The airy new plaza outside the Museum’s new wing has been dedicated as the Boettcher Plaza in recognition of the Boettcher Foundation’s decades-long history of supporting the Museum. The new plaza was dedicated at a special event on July 17. The Foundation’s recent grants helped construct and equip the new wing.
Since 1947, Boettcher Foundation grants to the Museum have totaled more than $6 million and supported a variety of key capital projects including
- An addition to the west side, dedicated in 1953, that stood for nearly 50 years
- Diorama halls in the Charles Boettcher II Wing on Level 2, including Edge of the Wild and Australia and South Pacific Hall
- Boettcher North American Wildlife Hall and Africa Hall
- Phipps IMAX Theater and the T-Rex Cafe and Deli
- Prehistoric Journey, Space Odyssey, and Expedition Health permanent exhibitions
- Morgridge Family Exploration Center and Rocky Mountain Science Collections Center
In addition, Claude K. Boettcher served on the Museum’s Board of Trustees from 1928 to 1957.
Founded in 1937 by Claude K. Boettcher and his father, Charles, the Boettcher Foundation invests in Colorado through “minds and mortar.” The Foundation funds scholarships, biomedical research, and teacher training, as well as capital grants for nonprofits.
Foundation leaders say they want the plaza to serve as a testament to the power of charitable giving and as a reminder that cultural institutions like the Museum help make Colorado the wonderful place it is. They hope others will be inspired to start their own traditions of giving.
The Boettcher Plaza dedication also honored two outgoing Trustees of the Boettcher Foundation, Pamela D. Beardsley and Edward D. White, both of whom have deep ties to the Museum:
- Pam Beardsley is a Trustee Emeritus who served on the Museum’s board from 1990 to 2009, including three years as board chair and two years on the DMNS Foundation board.
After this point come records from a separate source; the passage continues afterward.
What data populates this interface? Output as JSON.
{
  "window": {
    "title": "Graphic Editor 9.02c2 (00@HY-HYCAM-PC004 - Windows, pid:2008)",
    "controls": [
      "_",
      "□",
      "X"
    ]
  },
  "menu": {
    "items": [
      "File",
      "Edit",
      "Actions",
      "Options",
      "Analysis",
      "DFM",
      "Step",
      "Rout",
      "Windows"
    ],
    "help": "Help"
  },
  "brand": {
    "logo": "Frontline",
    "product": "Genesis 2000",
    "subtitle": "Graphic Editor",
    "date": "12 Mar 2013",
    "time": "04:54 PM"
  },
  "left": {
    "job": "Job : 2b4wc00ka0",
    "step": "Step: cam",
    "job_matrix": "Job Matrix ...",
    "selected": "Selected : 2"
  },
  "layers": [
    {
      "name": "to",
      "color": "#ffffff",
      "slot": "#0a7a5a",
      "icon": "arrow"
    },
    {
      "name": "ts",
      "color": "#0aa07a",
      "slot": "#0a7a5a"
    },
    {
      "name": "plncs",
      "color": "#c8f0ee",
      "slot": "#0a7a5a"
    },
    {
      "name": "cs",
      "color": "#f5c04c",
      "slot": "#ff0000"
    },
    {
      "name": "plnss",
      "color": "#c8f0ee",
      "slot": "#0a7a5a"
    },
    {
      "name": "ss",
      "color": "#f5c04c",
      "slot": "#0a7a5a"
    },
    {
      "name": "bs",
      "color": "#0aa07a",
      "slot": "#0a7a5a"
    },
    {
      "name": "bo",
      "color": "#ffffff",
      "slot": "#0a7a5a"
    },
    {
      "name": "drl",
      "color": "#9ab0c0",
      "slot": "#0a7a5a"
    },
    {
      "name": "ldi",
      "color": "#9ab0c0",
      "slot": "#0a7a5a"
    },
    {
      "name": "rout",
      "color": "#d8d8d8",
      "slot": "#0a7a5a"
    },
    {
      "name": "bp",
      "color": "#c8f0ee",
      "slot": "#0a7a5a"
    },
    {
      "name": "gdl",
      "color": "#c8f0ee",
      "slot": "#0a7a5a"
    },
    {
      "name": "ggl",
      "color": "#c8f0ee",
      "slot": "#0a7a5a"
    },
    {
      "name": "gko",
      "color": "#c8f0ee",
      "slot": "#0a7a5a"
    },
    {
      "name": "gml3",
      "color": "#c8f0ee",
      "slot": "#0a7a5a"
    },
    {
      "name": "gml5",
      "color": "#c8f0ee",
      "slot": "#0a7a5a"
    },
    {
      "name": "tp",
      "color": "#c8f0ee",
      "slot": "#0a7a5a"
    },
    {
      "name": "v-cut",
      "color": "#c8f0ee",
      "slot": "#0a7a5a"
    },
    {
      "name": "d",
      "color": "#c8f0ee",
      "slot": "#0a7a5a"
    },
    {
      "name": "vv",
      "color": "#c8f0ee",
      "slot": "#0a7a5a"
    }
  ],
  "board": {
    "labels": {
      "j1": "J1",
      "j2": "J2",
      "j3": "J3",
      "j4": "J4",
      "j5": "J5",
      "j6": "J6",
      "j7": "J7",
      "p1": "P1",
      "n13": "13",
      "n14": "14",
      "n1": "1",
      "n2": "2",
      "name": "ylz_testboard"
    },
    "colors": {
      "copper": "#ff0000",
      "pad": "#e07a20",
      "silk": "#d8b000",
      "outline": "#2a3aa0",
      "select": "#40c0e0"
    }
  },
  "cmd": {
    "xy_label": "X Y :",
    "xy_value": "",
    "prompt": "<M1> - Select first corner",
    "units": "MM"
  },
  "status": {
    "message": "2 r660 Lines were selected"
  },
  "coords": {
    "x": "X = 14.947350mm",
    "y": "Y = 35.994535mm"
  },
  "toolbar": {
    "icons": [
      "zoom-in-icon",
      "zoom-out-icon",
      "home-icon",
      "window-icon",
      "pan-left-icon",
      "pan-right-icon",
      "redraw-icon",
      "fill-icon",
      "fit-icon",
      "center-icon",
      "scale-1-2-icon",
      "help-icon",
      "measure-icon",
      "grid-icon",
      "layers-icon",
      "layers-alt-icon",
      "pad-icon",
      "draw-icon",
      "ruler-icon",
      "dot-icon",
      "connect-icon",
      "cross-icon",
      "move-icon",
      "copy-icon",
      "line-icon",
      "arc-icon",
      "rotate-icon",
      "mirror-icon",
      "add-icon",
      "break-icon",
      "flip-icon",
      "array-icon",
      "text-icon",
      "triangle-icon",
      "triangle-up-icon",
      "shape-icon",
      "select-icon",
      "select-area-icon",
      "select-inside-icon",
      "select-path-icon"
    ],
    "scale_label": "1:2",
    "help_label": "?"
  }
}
- Ted White’s great grandfather, Henry M. Porter, was among the Museum’s founders. White’s great uncle, John T. Mason, voluntarily helped manage the Museum and curate the collections from 1901 to 1910, and in 1918 donated his worldwide collection of more than 20,000 butterflies and moths to the Museum.